Writer: Kodie Bedford
Director: Jason Klarwein
Belvoir Street Theatre
October 24 – November 29, 2020
Ostensibly, Kodie Bedford’s comedy is about the reunion of a dysfunctional family drawn back to Geraldton by their grandmother’s imminent death. However, on the well-tried principle that comedy makes unpalatable truths acceptable, it is an ultimately hopeful interrogation of post-colonial Australia.
As the audience sits facing an old-fashioned wallpapered and carpeted room, listening to an 80s pop tune from a cassette player and surveying assorted mementoes and photographs decorating a floating shelf, they in turn are surveyed by a revolving and uncomfortable spotlight. They are here, it is being suggested, to answer uncomfortable questions.

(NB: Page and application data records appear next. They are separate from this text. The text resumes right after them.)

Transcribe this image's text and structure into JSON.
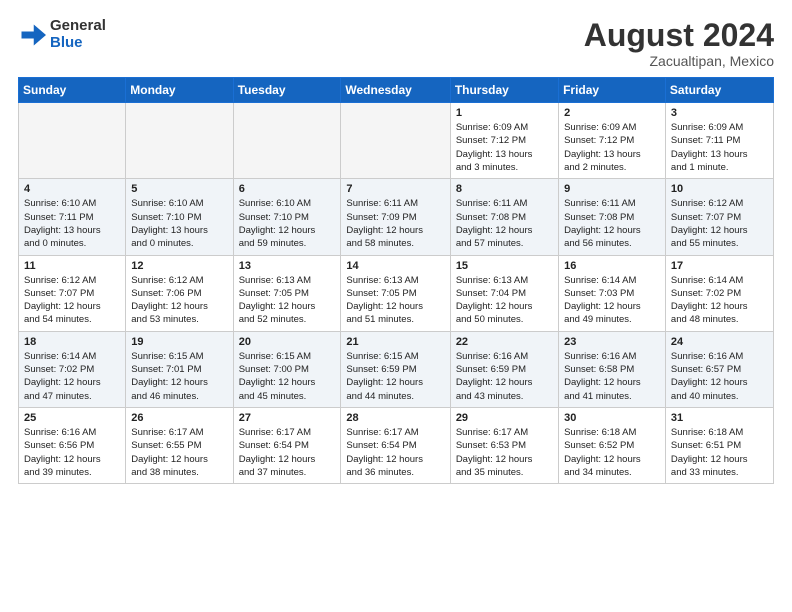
{
  "header": {
    "logo_general": "General",
    "logo_blue": "Blue",
    "month_year": "August 2024",
    "location": "Zacualtipan, Mexico"
  },
  "weekdays": [
    "Sunday",
    "Monday",
    "Tuesday",
    "Wednesday",
    "Thursday",
    "Friday",
    "Saturday"
  ],
  "weeks": [
    [
      {
        "day": "",
        "info": ""
      },
      {
        "day": "",
        "info": ""
      },
      {
        "day": "",
        "info": ""
      },
      {
        "day": "",
        "info": ""
      },
      {
        "day": "1",
        "info": "Sunrise: 6:09 AM\nSunset: 7:12 PM\nDaylight: 13 hours\nand 3 minutes."
      },
      {
        "day": "2",
        "info": "Sunrise: 6:09 AM\nSunset: 7:12 PM\nDaylight: 13 hours\nand 2 minutes."
      },
      {
        "day": "3",
        "info": "Sunrise: 6:09 AM\nSunset: 7:11 PM\nDaylight: 13 hours\nand 1 minute."
      }
    ],
    [
      {
        "day": "4",
        "info": "Sunrise: 6:10 AM\nSunset: 7:11 PM\nDaylight: 13 hours\nand 0 minutes."
      },
      {
        "day": "5",
        "info": "Sunrise: 6:10 AM\nSunset: 7:10 PM\nDaylight: 13 hours\nand 0 minutes."
      },
      {
        "day": "6",
        "info": "Sunrise: 6:10 AM\nSunset: 7:10 PM\nDaylight: 12 hours\nand 59 minutes."
      },
      {
        "day": "7",
        "info": "Sunrise: 6:11 AM\nSunset: 7:09 PM\nDaylight: 12 hours\nand 58 minutes."
      },
      {
        "day": "8",
        "info": "Sunrise: 6:11 AM\nSunset: 7:08 PM\nDaylight: 12 hours\nand 57 minutes."
      },
      {
        "day": "9",
        "info": "Sunrise: 6:11 AM\nSunset: 7:08 PM\nDaylight: 12 hours\nand 56 minutes."
      },
      {
        "day": "10",
        "info": "Sunrise: 6:12 AM\nSunset: 7:07 PM\nDaylight: 12 hours\nand 55 minutes."
      }
    ],
    [
      {
        "day": "11",
        "info": "Sunrise: 6:12 AM\nSunset: 7:07 PM\nDaylight: 12 hours\nand 54 minutes."
      },
      {
        "day": "12",
        "info": "Sunrise: 6:12 AM\nSunset: 7:06 PM\nDaylight: 12 hours\nand 53 minutes."
      },
      {
        "day": "13",
        "info": "Sunrise: 6:13 AM\nSunset: 7:05 PM\nDaylight: 12 hours\nand 52 minutes."
      },
      {
        "day": "14",
        "info": "Sunrise: 6:13 AM\nSunset: 7:05 PM\nDaylight: 12 hours\nand 51 minutes."
      },
      {
        "day": "15",
        "info": "Sunrise: 6:13 AM\nSunset: 7:04 PM\nDaylight: 12 hours\nand 50 minutes."
      },
      {
        "day": "16",
        "info": "Sunrise: 6:14 AM\nSunset: 7:03 PM\nDaylight: 12 hours\nand 49 minutes."
      },
      {
        "day": "17",
        "info": "Sunrise: 6:14 AM\nSunset: 7:02 PM\nDaylight: 12 hours\nand 48 minutes."
      }
    ],
    [
      {
        "day": "18",
        "info": "Sunrise: 6:14 AM\nSunset: 7:02 PM\nDaylight: 12 hours\nand 47 minutes."
      },
      {
        "day": "19",
        "info": "Sunrise: 6:15 AM\nSunset: 7:01 PM\nDaylight: 12 hours\nand 46 minutes."
      },
      {
        "day": "20",
        "info": "Sunrise: 6:15 AM\nSunset: 7:00 PM\nDaylight: 12 hours\nand 45 minutes."
      },
      {
        "day": "21",
        "info": "Sunrise: 6:15 AM\nSunset: 6:59 PM\nDaylight: 12 hours\nand 44 minutes."
      },
      {
        "day": "22",
        "info": "Sunrise: 6:16 AM\nSunset: 6:59 PM\nDaylight: 12 hours\nand 43 minutes."
      },
      {
        "day": "23",
        "info": "Sunrise: 6:16 AM\nSunset: 6:58 PM\nDaylight: 12 hours\nand 41 minutes."
      },
      {
        "day": "24",
        "info": "Sunrise: 6:16 AM\nSunset: 6:57 PM\nDaylight: 12 hours\nand 40 minutes."
      }
    ],
    [
      {
        "day": "25",
        "info": "Sunrise: 6:16 AM\nSunset: 6:56 PM\nDaylight: 12 hours\nand 39 minutes."
      },
      {
        "day": "26",
        "info": "Sunrise: 6:17 AM\nSunset: 6:55 PM\nDaylight: 12 hours\nand 38 minutes."
      },
      {
        "day": "27",
        "info": "Sunrise: 6:17 AM\nSunset: 6:54 PM\nDaylight: 12 hours\nand 37 minutes."
      },
      {
        "day": "28",
        "info": "Sunrise: 6:17 AM\nSunset: 6:54 PM\nDaylight: 12 hours\nand 36 minutes."
      },
      {
        "day": "29",
        "info": "Sunrise: 6:17 AM\nSunset: 6:53 PM\nDaylight: 12 hours\nand 35 minutes."
      },
      {
        "day": "30",
        "info": "Sunrise: 6:18 AM\nSunset: 6:52 PM\nDaylight: 12 hours\nand 34 minutes."
      },
      {
        "day": "31",
        "info": "Sunrise: 6:18 AM\nSunset: 6:51 PM\nDaylight: 12 hours\nand 33 minutes."
      }
    ]
  ]
}
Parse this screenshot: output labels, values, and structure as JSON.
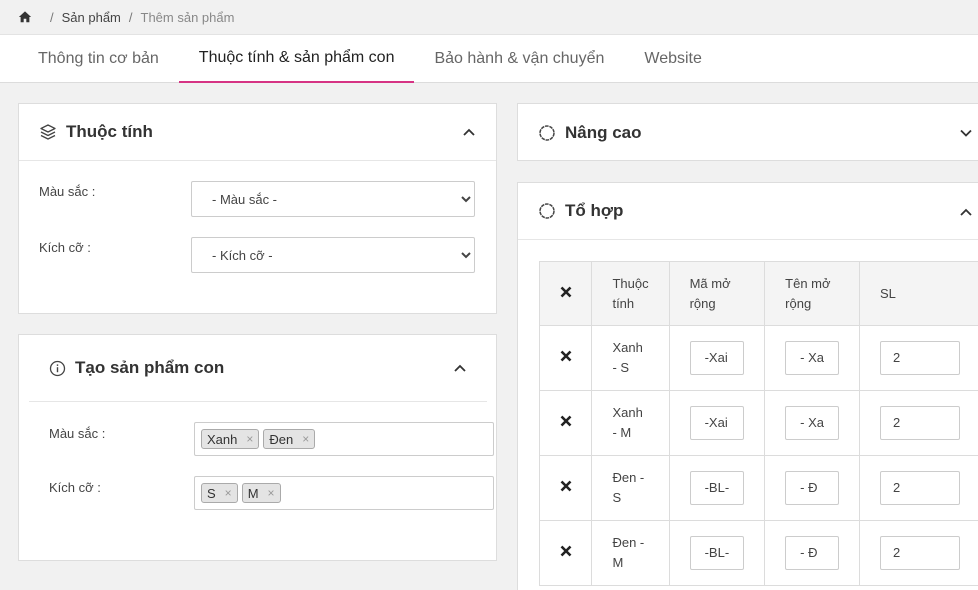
{
  "breadcrumb": {
    "items": [
      "Sản phẩm",
      "Thêm sản phẩm"
    ],
    "separator": "/"
  },
  "tabs": [
    {
      "label": "Thông tin cơ bản",
      "active": false
    },
    {
      "label": "Thuộc tính & sản phẩm con",
      "active": true
    },
    {
      "label": "Bảo hành & vận chuyển",
      "active": false
    },
    {
      "label": "Website",
      "active": false
    }
  ],
  "accent_color": "#d63384",
  "attributes_card": {
    "title": "Thuộc tính",
    "color_label": "Màu sắc :",
    "color_select": "- Màu sắc -",
    "size_label": "Kích cỡ :",
    "size_select": "- Kích cỡ -"
  },
  "variants_card": {
    "title": "Tạo sản phẩm con",
    "color_label": "Màu sắc :",
    "color_tags": [
      "Xanh",
      "Đen"
    ],
    "size_label": "Kích cỡ :",
    "size_tags": [
      "S",
      "M"
    ]
  },
  "advanced_card": {
    "title": "Nâng cao"
  },
  "combo_card": {
    "title": "Tổ hợp",
    "headers": {
      "attribute": [
        "Thuộc",
        "tính"
      ],
      "sku_ext": [
        "Mã mở",
        "rộng"
      ],
      "name_ext": [
        "Tên mở",
        "rộng"
      ],
      "qty": "SL"
    },
    "rows": [
      {
        "attr1": "Xanh",
        "attr2": "- S",
        "sku": "-Xai",
        "name": "- Xa",
        "qty": "2"
      },
      {
        "attr1": "Xanh",
        "attr2": "- M",
        "sku": "-Xai",
        "name": "- Xa",
        "qty": "2"
      },
      {
        "attr1": "Đen -",
        "attr2": "S",
        "sku": "-BL-",
        "name": "- Đ",
        "qty": "2"
      },
      {
        "attr1": "Đen -",
        "attr2": "M",
        "sku": "-BL-",
        "name": "- Đ",
        "qty": "2"
      }
    ]
  }
}
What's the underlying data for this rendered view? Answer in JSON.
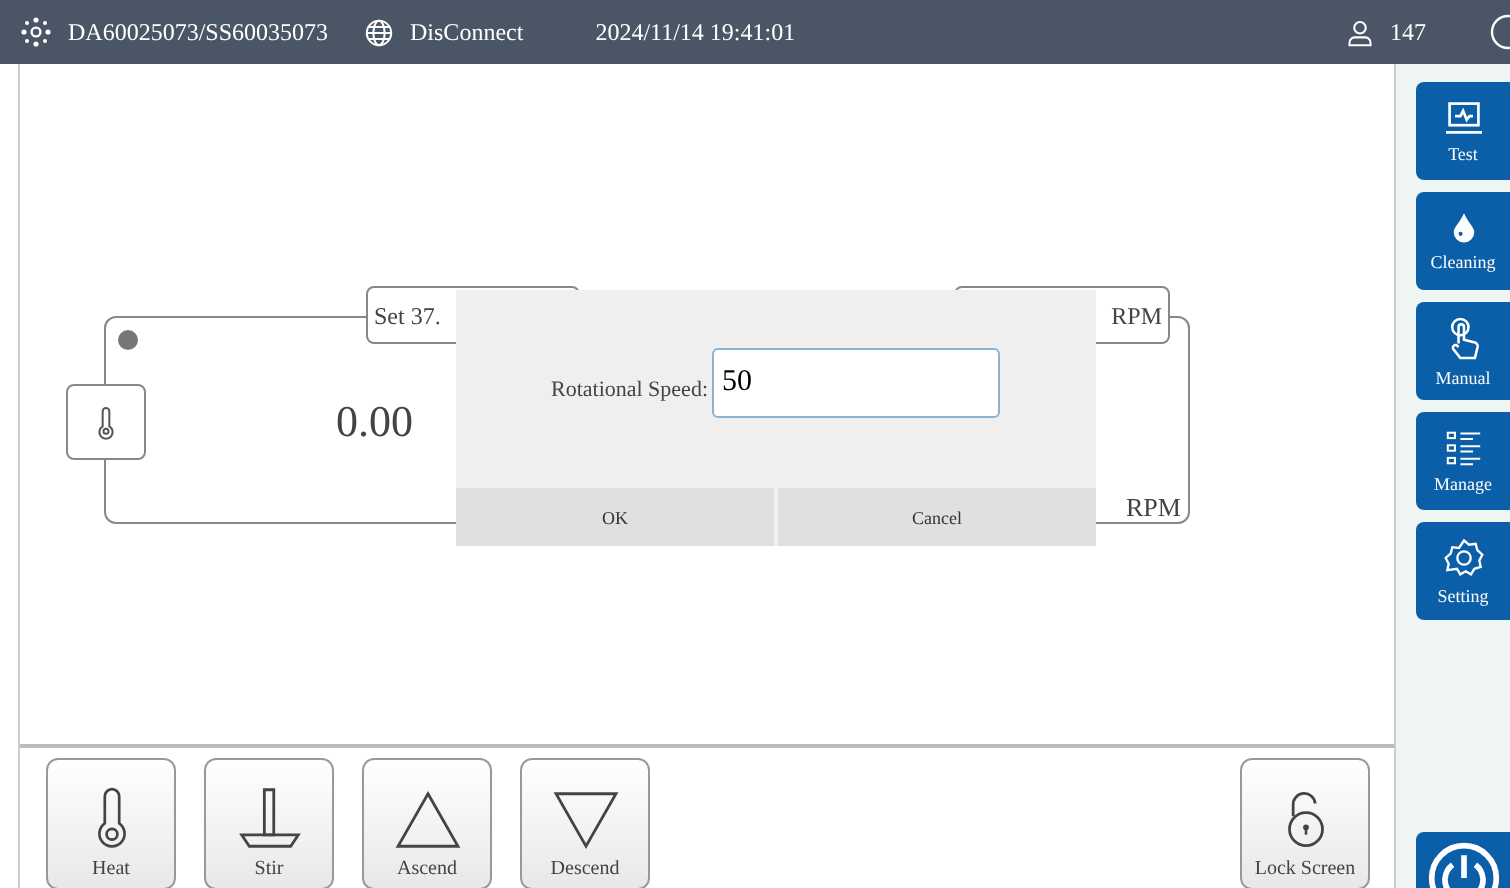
{
  "top_bar": {
    "device": "DA60025073/SS60035073",
    "connection": "DisConnect",
    "datetime": "2024/11/14 19:41:01",
    "user_count": "147"
  },
  "panel": {
    "set_label": "Set 37.",
    "value": "0.00",
    "unit_top": "RPM",
    "unit_bottom": "RPM"
  },
  "dialog": {
    "label": "Rotational Speed:",
    "value": "50",
    "buttons": [
      "OK",
      "Cancel"
    ]
  },
  "toolbar": [
    {
      "kind": "heat",
      "label": "Heat"
    },
    {
      "kind": "stir",
      "label": "Stir"
    },
    {
      "kind": "ascend",
      "label": "Ascend"
    },
    {
      "kind": "descend",
      "label": "Descend"
    }
  ],
  "lock_button": {
    "label": "Lock Screen"
  },
  "sidebar": [
    {
      "kind": "test",
      "label": "Test"
    },
    {
      "kind": "cleaning",
      "label": "Cleaning"
    },
    {
      "kind": "manual",
      "label": "Manual"
    },
    {
      "kind": "manage",
      "label": "Manage"
    },
    {
      "kind": "setting",
      "label": "Setting"
    }
  ]
}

When the sharp-tongued but appealing Bernadette (Chenoa Deemal) enters she straightaway points an accusing finger. Racism in Sydney is complicated, she says, and she’s glad to be back in Geraldton (and we note that she removes her white boots) where discrimination is obviously felt and crudely expressed. Things being “complicated” is a keynote of the play and a conflicted Bernadette, the most responsible and empathetic of the assembled family, struggles to establish order out of chaos.
Nan (Valerie Bader), once wheeled onto the stage in her hospital bed, and emphatically silent, is the focal point of the stage action. She has held her multi-cultural, emotionally dysfunctional and gender-diverse family together, but who will, who can, inherit her role? Her daughter, the irrepressible but sad clown Dawn (Sacha Horler), who has been committed several times, and her grandchildren – the gay Sebastian (Alex Stylianou), up-tight farmer’s wife, Marie (Shirong Wu), and anxiety-prone Bernadette, fathered by respectively Maltese, Chinese and Aboriginal boyfriends – all have enough problems managing their own lives and mismanaging familial relationships.
Bedford makes use of the “outsider”, Bernadette’s Aboriginal fiancé, Izzy (Bjorn Stewart), who arrives unexpectedly, to highlight the craziness of the routines and rules the family have evolved to keep them together. Most of those rules centre around controlling Dawn and she, seizing upon Izzy’s bewilderment, tries to seduce him by inviting him outside to look at her caravan, performs an outrageously funny dance with a dildo and compels everyone to join in a very pointed mock funeral. While Izzy is confused, he has the capacity to embrace the family’s discordance.
While Bernadette is obviously the one who has the capacity to centre the family, she is held back by fear. Since a child, she has been haunted by the barbaric descent into madness and murderous massacre of the Dutch mutineers following the wreck of the Batavia, and she is now haunted by the fear that she and her siblings are destined to become mad. Is her family cursed? Are we all cursed?
Bedford’s Cursed! is a strong and thought-provoking play, at times hilarious, at times heartbreakingly sad. Klarwein’s direction is firm and well supported by a very convincing cast with standout performances by Sacha Horler and Chenoa Deemal.